Data supplied:
■ ■ ■ ■

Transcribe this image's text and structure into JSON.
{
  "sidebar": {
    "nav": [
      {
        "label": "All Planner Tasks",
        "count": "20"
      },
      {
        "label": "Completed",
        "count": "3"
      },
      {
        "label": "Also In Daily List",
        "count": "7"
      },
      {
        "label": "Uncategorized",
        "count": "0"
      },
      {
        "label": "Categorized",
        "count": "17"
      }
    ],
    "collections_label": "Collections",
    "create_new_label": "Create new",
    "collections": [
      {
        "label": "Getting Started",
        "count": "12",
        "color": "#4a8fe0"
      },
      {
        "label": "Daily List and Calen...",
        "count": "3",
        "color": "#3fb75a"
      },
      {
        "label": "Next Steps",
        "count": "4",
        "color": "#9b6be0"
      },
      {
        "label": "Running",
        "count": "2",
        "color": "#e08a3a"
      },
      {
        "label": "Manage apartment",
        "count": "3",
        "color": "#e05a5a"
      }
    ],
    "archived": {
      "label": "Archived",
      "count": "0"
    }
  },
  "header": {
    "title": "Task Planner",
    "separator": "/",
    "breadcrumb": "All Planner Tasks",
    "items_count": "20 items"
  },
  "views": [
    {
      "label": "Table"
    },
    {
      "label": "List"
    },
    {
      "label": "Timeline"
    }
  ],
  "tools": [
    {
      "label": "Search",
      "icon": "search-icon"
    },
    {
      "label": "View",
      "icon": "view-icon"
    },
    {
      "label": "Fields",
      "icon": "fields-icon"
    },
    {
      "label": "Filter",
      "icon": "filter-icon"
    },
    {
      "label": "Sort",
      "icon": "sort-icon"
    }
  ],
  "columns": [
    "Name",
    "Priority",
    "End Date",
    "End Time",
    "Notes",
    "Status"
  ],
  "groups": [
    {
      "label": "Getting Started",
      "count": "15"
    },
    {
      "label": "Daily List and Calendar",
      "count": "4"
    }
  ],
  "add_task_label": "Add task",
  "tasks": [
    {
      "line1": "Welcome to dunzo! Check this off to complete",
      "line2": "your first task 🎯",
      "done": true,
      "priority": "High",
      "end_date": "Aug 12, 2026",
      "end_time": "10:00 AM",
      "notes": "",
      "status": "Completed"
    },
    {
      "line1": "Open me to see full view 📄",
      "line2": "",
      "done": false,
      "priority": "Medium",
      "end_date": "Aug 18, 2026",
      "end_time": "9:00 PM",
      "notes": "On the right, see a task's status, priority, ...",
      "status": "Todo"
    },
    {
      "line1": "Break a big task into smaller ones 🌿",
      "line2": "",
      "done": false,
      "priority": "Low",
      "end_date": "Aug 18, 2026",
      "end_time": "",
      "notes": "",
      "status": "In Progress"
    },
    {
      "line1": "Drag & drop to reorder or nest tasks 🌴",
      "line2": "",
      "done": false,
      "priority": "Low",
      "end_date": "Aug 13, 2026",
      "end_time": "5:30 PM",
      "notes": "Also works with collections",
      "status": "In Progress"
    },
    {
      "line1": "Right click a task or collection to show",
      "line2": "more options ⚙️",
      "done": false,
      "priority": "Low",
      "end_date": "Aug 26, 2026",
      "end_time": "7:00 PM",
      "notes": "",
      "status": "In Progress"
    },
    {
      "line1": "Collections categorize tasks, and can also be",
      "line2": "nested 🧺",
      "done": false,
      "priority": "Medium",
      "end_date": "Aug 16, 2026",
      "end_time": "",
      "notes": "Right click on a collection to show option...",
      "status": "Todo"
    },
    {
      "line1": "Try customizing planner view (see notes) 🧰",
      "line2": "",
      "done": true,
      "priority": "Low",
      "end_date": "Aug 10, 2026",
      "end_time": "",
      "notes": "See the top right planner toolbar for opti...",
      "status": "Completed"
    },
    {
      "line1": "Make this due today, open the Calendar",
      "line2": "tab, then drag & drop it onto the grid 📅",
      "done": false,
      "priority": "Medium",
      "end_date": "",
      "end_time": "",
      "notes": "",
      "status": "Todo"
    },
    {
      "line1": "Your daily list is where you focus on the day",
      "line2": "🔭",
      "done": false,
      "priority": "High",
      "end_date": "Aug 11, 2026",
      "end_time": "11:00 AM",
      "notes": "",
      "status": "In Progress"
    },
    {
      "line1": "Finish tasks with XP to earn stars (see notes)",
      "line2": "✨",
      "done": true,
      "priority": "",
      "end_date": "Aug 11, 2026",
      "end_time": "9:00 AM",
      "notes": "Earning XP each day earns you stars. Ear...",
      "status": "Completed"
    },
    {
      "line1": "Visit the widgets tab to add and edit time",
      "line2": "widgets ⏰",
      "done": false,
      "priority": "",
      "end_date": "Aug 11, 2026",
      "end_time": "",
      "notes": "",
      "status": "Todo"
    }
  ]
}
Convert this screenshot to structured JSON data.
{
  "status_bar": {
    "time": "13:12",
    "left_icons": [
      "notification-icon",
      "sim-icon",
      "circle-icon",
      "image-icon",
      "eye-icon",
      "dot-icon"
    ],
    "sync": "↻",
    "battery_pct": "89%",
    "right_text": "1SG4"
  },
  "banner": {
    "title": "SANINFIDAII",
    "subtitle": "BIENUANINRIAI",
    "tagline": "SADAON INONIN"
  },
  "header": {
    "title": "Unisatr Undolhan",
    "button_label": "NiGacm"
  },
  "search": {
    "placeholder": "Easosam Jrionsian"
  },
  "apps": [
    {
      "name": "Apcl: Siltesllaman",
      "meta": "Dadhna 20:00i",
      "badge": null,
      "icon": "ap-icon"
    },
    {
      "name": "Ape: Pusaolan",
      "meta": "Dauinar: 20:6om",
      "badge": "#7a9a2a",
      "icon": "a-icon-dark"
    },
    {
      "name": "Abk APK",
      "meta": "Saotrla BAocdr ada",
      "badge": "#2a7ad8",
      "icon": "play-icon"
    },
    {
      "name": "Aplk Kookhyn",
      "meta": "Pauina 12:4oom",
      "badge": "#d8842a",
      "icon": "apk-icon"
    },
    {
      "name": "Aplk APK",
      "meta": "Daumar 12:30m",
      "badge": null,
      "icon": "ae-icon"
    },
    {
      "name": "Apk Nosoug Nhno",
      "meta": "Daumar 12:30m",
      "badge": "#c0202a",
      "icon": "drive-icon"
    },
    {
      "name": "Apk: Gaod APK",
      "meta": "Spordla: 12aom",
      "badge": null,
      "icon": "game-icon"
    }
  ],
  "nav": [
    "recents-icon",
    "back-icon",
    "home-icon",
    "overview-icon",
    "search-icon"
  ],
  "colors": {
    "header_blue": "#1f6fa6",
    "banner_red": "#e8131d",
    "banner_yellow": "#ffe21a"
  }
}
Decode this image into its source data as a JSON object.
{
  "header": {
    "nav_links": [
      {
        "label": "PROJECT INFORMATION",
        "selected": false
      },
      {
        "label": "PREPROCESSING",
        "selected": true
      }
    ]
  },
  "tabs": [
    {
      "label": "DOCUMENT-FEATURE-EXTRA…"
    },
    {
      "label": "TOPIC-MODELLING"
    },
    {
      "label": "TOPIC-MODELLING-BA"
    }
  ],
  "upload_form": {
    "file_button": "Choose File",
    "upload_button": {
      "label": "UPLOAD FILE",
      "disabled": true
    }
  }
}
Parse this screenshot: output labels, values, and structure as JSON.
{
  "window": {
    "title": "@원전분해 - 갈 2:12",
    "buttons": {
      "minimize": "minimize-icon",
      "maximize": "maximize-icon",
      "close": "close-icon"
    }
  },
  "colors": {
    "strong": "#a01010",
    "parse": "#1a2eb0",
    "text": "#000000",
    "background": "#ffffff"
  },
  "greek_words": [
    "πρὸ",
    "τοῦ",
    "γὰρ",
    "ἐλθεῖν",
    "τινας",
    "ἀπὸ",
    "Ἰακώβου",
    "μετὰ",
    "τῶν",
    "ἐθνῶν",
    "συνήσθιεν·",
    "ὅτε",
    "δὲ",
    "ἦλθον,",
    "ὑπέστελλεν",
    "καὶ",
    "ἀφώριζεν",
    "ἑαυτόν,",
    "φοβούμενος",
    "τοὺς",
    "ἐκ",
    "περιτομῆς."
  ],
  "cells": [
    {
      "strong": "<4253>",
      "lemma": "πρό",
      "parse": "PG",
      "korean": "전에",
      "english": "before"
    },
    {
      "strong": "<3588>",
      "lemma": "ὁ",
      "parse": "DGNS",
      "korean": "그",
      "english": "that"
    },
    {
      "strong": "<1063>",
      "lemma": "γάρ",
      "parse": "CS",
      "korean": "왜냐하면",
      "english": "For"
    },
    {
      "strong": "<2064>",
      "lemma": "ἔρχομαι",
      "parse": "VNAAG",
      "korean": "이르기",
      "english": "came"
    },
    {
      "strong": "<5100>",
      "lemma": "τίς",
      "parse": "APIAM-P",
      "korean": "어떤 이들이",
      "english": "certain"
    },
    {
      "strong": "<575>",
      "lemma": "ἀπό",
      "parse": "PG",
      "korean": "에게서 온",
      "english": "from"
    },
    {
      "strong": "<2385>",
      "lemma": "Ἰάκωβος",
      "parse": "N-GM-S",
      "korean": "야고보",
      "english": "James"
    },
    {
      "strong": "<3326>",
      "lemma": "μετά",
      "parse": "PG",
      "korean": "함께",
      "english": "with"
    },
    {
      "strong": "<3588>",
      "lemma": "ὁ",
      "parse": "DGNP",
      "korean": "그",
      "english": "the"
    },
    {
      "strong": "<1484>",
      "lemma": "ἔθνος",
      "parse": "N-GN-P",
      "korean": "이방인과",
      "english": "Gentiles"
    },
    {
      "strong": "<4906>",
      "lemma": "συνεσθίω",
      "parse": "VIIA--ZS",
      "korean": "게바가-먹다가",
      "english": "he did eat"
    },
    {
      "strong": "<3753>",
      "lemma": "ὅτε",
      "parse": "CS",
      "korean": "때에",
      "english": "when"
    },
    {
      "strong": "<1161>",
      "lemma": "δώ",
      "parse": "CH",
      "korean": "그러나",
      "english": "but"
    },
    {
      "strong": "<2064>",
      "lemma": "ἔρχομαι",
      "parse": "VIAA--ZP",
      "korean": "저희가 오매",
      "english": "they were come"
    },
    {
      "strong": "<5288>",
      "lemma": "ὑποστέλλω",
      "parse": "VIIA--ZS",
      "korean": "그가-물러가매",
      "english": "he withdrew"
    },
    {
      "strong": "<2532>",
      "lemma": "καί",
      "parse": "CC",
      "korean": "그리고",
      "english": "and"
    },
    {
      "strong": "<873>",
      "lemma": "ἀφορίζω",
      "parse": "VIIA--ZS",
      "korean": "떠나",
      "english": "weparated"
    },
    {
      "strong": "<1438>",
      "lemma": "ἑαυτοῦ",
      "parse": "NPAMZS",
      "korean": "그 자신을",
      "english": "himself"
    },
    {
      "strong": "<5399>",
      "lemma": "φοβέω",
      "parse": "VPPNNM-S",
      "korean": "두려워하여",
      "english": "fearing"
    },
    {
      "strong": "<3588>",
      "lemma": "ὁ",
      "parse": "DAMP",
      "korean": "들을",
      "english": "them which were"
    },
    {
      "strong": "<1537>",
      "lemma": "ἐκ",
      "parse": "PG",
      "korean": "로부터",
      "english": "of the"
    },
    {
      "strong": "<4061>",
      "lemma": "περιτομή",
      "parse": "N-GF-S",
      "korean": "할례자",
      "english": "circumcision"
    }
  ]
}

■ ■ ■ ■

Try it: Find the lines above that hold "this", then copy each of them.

Response below:
Transcribe this image's text and structure into JSON.
      "line1": "Welcome to dunzo! Check this off to complete",
      "line1": "Make this due today, open the Calendar",
Convert this screenshot to structured JSON data.
Decode this image into its source data as a JSON object.
Parse this screenshot: output labels, values, and structure as JSON.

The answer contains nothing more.